_What is expected_
Skip the images and repeat every entry word for word.
··· Record extracts
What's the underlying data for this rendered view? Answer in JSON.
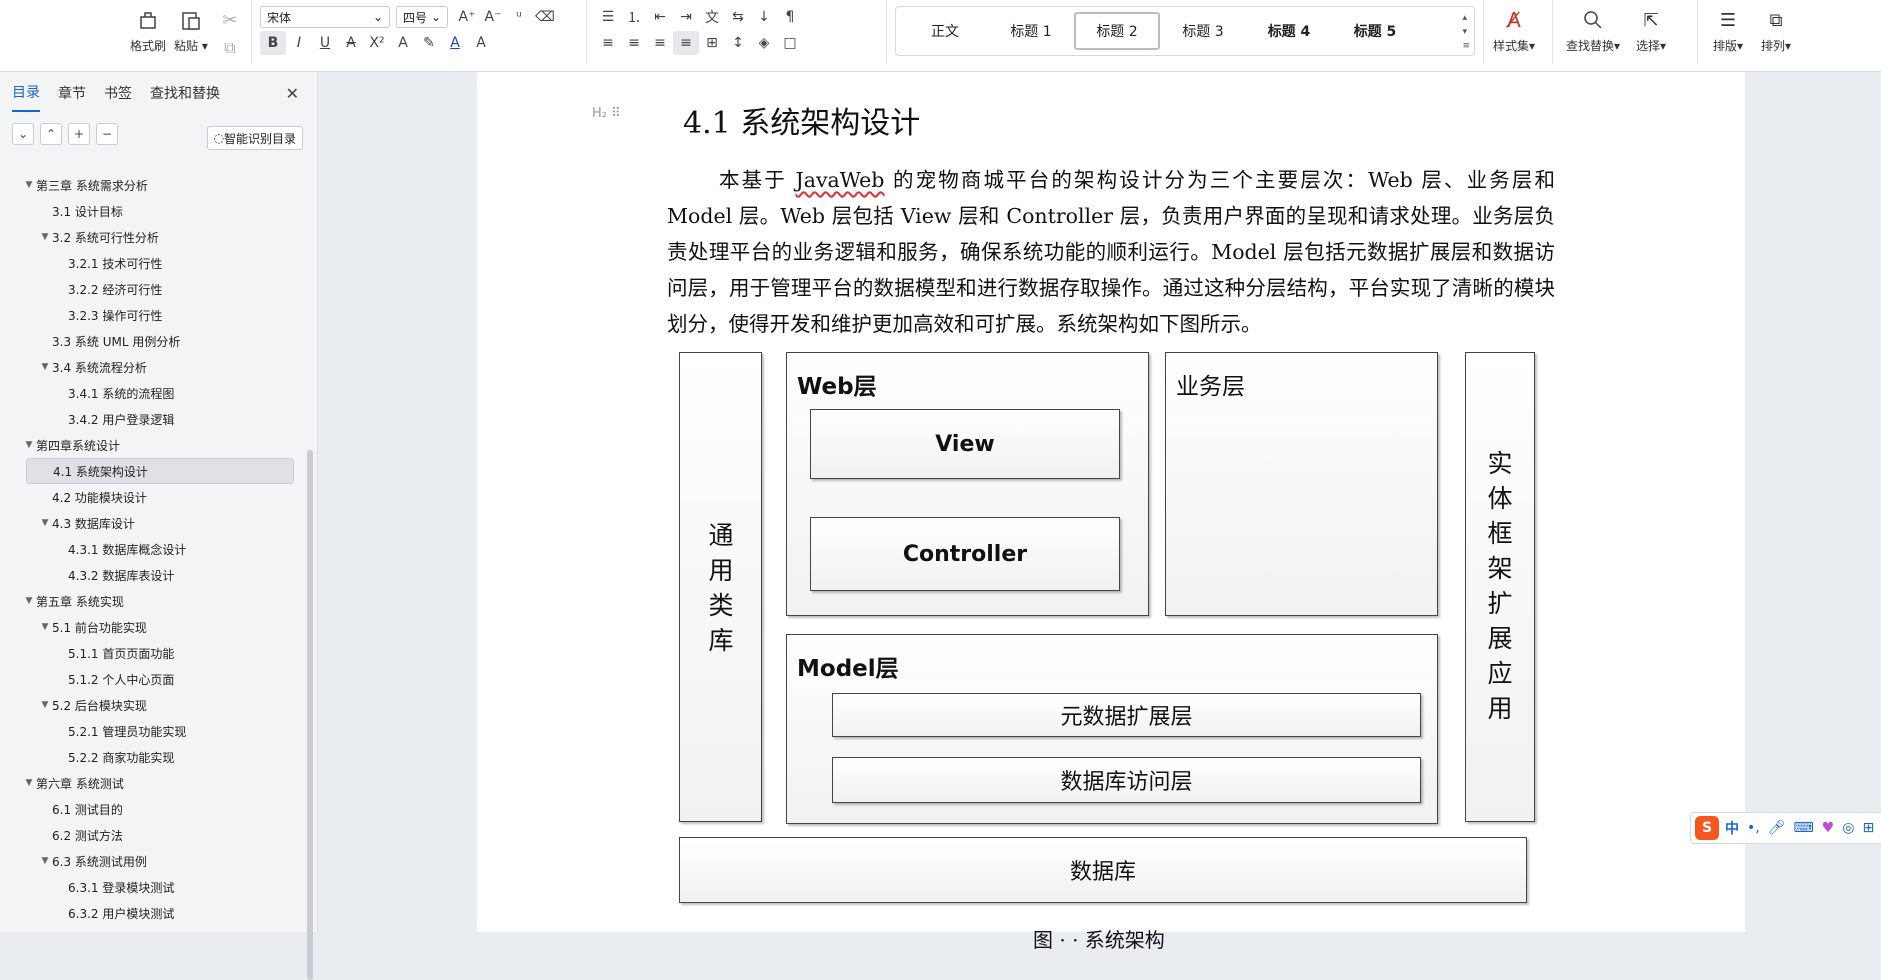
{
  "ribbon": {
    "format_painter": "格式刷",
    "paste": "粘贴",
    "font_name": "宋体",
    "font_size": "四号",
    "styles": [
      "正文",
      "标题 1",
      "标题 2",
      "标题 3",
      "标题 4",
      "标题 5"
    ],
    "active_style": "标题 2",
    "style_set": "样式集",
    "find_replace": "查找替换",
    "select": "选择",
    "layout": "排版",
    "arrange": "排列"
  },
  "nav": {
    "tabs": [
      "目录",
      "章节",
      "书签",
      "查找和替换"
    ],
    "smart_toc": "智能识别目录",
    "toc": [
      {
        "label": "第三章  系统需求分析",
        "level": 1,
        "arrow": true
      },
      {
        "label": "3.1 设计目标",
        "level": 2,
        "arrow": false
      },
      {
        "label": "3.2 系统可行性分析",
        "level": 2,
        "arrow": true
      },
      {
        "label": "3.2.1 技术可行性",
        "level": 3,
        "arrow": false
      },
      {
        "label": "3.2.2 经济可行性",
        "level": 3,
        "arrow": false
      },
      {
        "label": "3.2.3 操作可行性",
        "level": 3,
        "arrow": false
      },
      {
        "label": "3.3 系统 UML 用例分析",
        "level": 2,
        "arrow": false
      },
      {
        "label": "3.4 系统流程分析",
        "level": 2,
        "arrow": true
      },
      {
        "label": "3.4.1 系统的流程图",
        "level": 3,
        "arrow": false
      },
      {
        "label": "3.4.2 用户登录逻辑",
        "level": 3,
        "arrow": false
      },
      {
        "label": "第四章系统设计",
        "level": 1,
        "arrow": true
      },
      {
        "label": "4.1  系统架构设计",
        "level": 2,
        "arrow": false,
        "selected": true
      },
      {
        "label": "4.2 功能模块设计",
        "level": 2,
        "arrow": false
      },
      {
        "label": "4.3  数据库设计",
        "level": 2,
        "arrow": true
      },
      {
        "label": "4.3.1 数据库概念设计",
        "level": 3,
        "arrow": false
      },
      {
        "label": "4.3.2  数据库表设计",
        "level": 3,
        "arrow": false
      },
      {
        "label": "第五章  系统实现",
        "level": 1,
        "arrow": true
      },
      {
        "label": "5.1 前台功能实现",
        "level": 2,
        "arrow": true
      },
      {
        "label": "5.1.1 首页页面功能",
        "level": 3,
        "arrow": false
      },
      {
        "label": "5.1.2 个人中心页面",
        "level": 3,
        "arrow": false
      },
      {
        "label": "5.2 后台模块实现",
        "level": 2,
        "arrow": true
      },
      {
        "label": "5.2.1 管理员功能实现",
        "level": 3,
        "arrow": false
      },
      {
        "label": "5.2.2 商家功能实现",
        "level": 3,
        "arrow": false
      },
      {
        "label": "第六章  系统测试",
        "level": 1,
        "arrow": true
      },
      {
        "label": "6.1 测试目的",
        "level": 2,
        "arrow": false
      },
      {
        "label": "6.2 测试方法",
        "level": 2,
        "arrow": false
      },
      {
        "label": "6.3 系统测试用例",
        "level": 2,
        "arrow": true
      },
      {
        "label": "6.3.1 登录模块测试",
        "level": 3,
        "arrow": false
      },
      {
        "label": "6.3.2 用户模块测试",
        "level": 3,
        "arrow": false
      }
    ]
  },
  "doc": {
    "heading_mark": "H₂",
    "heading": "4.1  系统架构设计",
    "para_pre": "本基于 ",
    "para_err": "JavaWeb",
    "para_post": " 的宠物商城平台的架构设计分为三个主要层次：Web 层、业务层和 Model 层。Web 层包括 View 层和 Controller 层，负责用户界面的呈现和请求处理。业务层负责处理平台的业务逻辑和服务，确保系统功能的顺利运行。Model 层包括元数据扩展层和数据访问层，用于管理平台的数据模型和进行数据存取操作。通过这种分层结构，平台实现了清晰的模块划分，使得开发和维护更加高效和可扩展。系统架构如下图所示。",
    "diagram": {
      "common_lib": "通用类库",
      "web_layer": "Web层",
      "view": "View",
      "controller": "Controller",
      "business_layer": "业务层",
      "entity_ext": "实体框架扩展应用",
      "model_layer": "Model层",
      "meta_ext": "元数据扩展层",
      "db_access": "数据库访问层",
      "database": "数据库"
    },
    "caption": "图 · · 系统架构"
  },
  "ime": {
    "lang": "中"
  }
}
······
_Task response_
What's the underlying data for this rendered view? Answer in JSON.
{
  "ribbon": {
    "format_painter": "格式刷",
    "paste": "粘贴",
    "font_name": "宋体",
    "font_size": "四号",
    "styles": [
      "正文",
      "标题 1",
      "标题 2",
      "标题 3",
      "标题 4",
      "标题 5"
    ],
    "active_style": "标题 2",
    "style_set": "样式集",
    "find_replace": "查找替换",
    "select": "选择",
    "layout": "排版",
    "arrange": "排列"
  },
  "nav": {
    "tabs": [
      "目录",
      "章节",
      "书签",
      "查找和替换"
    ],
    "smart_toc": "智能识别目录",
    "toc": [
      {
        "label": "第三章  系统需求分析",
        "level": 1,
        "arrow": true
      },
      {
        "label": "3.1 设计目标",
        "level": 2,
        "arrow": false
      },
      {
        "label": "3.2 系统可行性分析",
        "level": 2,
        "arrow": true
      },
      {
        "label": "3.2.1 技术可行性",
        "level": 3,
        "arrow": false
      },
      {
        "label": "3.2.2 经济可行性",
        "level": 3,
        "arrow": false
      },
      {
        "label": "3.2.3 操作可行性",
        "level": 3,
        "arrow": false
      },
      {
        "label": "3.3 系统 UML 用例分析",
        "level": 2,
        "arrow": false
      },
      {
        "label": "3.4 系统流程分析",
        "level": 2,
        "arrow": true
      },
      {
        "label": "3.4.1 系统的流程图",
        "level": 3,
        "arrow": false
      },
      {
        "label": "3.4.2 用户登录逻辑",
        "level": 3,
        "arrow": false
      },
      {
        "label": "第四章系统设计",
        "level": 1,
        "arrow": true
      },
      {
        "label": "4.1  系统架构设计",
        "level": 2,
        "arrow": false,
        "selected": true
      },
      {
        "label": "4.2 功能模块设计",
        "level": 2,
        "arrow": false
      },
      {
        "label": "4.3  数据库设计",
        "level": 2,
        "arrow": true
      },
      {
        "label": "4.3.1 数据库概念设计",
        "level": 3,
        "arrow": false
      },
      {
        "label": "4.3.2  数据库表设计",
        "level": 3,
        "arrow": false
      },
      {
        "label": "第五章  系统实现",
        "level": 1,
        "arrow": true
      },
      {
        "label": "5.1 前台功能实现",
        "level": 2,
        "arrow": true
      },
      {
        "label": "5.1.1 首页页面功能",
        "level": 3,
        "arrow": false
      },
      {
        "label": "5.1.2 个人中心页面",
        "level": 3,
        "arrow": false
      },
      {
        "label": "5.2 后台模块实现",
        "level": 2,
        "arrow": true
      },
      {
        "label": "5.2.1 管理员功能实现",
        "level": 3,
        "arrow": false
      },
      {
        "label": "5.2.2 商家功能实现",
        "level": 3,
        "arrow": false
      },
      {
        "label": "第六章  系统测试",
        "level": 1,
        "arrow": true
      },
      {
        "label": "6.1 测试目的",
        "level": 2,
        "arrow": false
      },
      {
        "label": "6.2 测试方法",
        "level": 2,
        "arrow": false
      },
      {
        "label": "6.3 系统测试用例",
        "level": 2,
        "arrow": true
      },
      {
        "label": "6.3.1 登录模块测试",
        "level": 3,
        "arrow": false
      },
      {
        "label": "6.3.2 用户模块测试",
        "level": 3,
        "arrow": false
      }
    ]
  },
  "doc": {
    "heading_mark": "H₂",
    "heading": "4.1  系统架构设计",
    "para_pre": "本基于 ",
    "para_err": "JavaWeb",
    "para_post": " 的宠物商城平台的架构设计分为三个主要层次：Web 层、业务层和 Model 层。Web 层包括 View 层和 Controller 层，负责用户界面的呈现和请求处理。业务层负责处理平台的业务逻辑和服务，确保系统功能的顺利运行。Model 层包括元数据扩展层和数据访问层，用于管理平台的数据模型和进行数据存取操作。通过这种分层结构，平台实现了清晰的模块划分，使得开发和维护更加高效和可扩展。系统架构如下图所示。",
    "diagram": {
      "common_lib": "通用类库",
      "web_layer": "Web层",
      "view": "View",
      "controller": "Controller",
      "business_layer": "业务层",
      "entity_ext": "实体框架扩展应用",
      "model_layer": "Model层",
      "meta_ext": "元数据扩展层",
      "db_access": "数据库访问层",
      "database": "数据库"
    },
    "caption": "图 · · 系统架构"
  },
  "ime": {
    "lang": "中"
  }
}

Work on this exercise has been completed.